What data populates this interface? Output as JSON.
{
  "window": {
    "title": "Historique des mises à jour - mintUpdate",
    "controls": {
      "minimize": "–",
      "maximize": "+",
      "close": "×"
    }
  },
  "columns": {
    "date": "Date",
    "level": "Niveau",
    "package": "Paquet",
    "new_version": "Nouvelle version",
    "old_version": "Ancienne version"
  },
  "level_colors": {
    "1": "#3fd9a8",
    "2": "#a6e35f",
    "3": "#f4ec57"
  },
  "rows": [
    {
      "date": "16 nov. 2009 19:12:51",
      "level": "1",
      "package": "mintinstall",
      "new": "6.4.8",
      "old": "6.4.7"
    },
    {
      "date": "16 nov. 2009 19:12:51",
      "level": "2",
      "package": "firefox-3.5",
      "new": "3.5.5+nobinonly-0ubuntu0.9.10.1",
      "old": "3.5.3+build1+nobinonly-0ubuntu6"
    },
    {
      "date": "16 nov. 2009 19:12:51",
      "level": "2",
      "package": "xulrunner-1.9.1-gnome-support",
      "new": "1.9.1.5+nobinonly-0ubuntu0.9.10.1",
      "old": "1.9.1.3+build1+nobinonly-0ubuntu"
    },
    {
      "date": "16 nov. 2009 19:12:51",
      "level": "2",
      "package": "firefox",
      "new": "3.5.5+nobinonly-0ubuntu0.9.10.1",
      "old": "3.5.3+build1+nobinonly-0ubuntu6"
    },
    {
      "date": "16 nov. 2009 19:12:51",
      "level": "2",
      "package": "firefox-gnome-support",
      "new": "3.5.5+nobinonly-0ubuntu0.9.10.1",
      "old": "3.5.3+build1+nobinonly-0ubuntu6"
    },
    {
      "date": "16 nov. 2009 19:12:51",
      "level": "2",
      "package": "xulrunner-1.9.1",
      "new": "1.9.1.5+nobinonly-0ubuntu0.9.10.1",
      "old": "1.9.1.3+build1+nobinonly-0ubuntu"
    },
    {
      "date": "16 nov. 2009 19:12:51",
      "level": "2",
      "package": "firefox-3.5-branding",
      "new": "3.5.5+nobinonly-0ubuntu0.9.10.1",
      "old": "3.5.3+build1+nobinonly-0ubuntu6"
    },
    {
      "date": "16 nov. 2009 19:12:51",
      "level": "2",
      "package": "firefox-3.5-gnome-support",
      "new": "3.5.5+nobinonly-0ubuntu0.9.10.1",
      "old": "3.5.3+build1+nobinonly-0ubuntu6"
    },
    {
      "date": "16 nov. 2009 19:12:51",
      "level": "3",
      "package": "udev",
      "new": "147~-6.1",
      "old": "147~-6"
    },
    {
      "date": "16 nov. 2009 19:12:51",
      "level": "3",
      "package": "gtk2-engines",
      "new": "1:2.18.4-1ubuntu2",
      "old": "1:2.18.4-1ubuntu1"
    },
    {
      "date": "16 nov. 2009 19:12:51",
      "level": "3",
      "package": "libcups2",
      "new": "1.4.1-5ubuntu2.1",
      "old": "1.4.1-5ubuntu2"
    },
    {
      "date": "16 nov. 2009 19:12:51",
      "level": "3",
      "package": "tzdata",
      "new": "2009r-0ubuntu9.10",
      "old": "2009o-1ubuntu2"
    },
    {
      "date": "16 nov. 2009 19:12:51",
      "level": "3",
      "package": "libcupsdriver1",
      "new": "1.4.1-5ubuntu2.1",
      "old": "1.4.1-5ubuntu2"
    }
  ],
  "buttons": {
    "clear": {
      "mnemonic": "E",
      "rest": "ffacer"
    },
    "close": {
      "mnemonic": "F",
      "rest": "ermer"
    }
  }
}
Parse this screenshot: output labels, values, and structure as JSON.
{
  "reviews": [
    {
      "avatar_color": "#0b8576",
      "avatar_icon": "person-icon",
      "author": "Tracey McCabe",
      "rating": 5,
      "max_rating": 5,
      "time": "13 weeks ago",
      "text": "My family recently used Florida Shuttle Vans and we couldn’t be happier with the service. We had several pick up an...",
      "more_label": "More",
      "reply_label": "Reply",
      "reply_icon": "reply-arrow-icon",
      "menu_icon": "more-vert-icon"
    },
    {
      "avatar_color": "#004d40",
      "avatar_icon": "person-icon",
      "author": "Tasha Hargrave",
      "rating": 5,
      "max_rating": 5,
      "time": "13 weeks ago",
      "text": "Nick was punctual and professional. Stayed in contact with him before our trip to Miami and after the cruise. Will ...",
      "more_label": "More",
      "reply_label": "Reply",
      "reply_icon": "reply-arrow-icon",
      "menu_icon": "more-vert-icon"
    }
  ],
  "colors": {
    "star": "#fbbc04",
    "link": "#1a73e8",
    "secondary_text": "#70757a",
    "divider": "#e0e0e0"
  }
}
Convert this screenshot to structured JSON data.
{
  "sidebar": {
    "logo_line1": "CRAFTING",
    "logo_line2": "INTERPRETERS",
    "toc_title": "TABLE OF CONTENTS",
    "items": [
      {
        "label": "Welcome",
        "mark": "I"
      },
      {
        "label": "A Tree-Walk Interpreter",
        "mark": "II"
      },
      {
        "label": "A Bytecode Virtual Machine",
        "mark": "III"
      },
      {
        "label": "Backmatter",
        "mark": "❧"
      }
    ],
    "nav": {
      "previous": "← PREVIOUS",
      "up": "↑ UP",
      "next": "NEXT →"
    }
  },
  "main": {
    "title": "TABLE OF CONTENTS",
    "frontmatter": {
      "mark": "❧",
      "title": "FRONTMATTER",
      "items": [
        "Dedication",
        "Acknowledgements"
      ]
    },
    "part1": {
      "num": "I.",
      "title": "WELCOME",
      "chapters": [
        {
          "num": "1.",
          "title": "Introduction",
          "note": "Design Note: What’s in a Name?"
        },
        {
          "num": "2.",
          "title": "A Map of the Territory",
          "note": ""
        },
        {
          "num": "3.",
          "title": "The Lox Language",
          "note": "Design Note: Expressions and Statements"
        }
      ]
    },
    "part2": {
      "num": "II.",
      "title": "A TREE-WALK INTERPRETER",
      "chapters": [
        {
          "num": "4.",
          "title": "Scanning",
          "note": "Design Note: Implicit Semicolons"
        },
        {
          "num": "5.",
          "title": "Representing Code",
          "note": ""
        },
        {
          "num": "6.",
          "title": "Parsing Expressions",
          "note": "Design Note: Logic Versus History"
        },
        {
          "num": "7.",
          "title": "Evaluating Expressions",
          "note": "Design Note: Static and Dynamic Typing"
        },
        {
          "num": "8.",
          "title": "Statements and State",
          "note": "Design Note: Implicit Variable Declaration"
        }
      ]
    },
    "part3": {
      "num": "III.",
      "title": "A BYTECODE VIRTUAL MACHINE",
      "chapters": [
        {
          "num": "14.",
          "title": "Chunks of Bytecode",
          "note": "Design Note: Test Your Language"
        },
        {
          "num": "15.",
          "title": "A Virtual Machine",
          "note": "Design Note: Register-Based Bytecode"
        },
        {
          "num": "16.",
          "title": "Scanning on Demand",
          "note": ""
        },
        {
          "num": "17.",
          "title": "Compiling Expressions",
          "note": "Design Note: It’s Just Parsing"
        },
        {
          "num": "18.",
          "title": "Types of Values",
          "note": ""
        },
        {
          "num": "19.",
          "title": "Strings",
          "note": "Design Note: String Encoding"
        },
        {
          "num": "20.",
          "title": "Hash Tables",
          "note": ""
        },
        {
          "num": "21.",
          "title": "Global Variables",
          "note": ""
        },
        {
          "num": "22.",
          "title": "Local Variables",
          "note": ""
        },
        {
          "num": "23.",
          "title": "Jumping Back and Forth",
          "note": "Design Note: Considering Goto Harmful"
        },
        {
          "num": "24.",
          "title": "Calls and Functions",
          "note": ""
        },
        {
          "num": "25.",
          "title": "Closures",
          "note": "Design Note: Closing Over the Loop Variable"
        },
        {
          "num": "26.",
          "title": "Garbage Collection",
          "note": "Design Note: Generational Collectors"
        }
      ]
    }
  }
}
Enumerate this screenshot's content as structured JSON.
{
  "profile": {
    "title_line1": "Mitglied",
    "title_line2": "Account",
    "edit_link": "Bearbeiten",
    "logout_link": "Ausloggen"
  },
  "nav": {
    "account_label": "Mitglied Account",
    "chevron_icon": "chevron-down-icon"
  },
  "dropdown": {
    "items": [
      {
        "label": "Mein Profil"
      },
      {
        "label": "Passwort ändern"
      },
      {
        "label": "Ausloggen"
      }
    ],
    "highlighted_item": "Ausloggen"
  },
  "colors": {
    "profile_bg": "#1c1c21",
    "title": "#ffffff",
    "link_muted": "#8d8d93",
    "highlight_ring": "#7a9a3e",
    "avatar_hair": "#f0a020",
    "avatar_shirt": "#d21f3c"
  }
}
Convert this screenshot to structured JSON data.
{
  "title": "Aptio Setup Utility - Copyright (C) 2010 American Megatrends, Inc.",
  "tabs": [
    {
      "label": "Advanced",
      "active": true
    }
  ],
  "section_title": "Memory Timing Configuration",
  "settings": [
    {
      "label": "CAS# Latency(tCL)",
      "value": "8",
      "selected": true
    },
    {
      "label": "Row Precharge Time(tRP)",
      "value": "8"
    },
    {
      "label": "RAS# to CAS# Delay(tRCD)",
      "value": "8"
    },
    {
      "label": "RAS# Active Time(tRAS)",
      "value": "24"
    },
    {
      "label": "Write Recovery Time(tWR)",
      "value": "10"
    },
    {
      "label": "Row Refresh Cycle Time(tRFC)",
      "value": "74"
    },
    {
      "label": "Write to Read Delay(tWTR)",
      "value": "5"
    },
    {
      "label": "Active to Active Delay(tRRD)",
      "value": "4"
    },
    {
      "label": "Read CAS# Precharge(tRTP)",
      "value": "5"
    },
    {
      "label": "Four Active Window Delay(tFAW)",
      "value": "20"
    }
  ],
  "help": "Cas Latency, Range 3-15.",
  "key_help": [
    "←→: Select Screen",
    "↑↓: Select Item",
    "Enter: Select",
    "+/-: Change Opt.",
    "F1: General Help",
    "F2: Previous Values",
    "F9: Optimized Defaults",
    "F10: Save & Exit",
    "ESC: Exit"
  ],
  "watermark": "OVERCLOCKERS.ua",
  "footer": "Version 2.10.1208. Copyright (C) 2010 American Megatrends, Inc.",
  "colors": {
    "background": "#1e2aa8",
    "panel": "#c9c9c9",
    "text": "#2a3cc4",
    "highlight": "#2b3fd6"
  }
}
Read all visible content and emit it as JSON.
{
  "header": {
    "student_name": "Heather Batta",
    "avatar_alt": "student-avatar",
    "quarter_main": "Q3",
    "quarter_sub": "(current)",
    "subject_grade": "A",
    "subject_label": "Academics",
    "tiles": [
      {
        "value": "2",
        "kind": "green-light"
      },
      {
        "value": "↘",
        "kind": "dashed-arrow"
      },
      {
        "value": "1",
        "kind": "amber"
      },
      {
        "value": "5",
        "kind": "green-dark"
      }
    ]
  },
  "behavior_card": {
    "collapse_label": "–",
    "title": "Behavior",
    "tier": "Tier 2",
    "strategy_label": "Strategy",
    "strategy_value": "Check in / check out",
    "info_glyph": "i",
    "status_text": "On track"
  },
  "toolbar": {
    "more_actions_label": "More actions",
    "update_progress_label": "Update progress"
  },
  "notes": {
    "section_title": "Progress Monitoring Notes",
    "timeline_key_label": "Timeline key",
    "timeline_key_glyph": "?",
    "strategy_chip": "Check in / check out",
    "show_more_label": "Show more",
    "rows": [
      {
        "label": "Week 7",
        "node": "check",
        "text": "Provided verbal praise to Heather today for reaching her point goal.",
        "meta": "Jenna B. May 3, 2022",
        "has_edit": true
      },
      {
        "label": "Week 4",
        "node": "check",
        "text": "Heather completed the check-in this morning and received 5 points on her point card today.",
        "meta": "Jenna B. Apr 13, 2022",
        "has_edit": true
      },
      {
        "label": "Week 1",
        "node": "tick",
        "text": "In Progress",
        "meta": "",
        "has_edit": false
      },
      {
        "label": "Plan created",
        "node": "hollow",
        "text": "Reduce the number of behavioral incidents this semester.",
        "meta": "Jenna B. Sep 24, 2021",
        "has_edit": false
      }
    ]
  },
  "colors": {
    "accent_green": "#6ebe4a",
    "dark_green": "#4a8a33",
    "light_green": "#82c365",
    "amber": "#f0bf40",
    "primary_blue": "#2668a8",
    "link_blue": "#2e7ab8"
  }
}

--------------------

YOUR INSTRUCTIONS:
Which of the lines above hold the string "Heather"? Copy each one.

RESULT FOR THIS EXERCISE:
    "student_name": "Heather Batta",
        "text": "Provided verbal praise to Heather today for reaching her point goal.",
        "text": "Heather completed the check-in this morning and received 5 points on her point card today.",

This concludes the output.